## [What you need to do]
Scan the listing below for "dokumentu", then report every line that has it.

## [Information given]
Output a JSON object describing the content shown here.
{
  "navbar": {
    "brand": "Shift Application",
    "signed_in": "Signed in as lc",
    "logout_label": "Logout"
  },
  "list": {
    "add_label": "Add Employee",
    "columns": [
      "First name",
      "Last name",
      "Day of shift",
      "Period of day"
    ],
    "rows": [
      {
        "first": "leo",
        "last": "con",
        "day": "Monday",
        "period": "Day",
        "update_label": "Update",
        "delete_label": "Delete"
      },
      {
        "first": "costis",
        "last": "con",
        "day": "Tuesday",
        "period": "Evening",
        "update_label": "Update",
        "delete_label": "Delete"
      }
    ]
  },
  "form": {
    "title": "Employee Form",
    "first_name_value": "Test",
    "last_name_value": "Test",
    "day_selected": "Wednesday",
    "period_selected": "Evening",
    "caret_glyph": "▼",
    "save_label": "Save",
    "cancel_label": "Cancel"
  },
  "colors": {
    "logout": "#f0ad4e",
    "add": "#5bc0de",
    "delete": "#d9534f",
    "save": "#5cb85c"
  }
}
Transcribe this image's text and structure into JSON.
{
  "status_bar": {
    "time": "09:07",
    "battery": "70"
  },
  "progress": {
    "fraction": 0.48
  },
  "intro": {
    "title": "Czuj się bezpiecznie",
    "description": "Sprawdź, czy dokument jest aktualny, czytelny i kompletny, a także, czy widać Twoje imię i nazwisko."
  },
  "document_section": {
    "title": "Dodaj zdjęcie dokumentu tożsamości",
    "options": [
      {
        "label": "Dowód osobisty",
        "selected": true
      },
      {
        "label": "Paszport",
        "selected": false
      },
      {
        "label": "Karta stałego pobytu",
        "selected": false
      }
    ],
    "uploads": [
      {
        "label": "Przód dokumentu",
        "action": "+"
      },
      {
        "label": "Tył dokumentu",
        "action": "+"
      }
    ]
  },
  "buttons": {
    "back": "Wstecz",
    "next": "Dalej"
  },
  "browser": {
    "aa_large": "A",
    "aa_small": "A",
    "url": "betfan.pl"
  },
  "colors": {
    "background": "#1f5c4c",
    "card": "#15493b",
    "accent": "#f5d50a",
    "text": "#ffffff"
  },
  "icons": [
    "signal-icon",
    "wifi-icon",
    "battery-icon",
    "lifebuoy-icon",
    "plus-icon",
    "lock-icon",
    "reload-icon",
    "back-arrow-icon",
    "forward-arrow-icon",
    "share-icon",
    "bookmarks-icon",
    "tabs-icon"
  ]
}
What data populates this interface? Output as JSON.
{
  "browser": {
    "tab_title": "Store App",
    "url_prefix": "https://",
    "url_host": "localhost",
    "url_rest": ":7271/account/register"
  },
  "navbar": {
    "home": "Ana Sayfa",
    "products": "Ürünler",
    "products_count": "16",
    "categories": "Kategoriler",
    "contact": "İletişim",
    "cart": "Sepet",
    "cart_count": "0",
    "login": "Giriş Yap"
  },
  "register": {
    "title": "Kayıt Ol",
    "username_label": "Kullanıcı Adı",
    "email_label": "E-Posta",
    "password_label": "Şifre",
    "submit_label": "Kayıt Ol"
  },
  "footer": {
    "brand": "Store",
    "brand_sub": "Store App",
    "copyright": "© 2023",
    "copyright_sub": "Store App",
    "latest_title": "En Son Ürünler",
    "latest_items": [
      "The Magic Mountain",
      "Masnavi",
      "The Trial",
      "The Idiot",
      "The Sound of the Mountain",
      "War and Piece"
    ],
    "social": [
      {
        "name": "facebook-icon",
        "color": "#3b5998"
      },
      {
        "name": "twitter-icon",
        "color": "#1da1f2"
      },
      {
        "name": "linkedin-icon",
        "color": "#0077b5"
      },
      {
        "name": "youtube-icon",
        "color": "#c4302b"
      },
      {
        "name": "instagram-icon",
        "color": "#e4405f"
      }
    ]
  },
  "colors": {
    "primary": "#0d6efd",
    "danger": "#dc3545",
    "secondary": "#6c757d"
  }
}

## [Answer for this exercise]
    "title": "Dodaj zdjęcie dokumentu tożsamości",
        "label": "Przód dokumentu",
        "label": "Tył dokumentu",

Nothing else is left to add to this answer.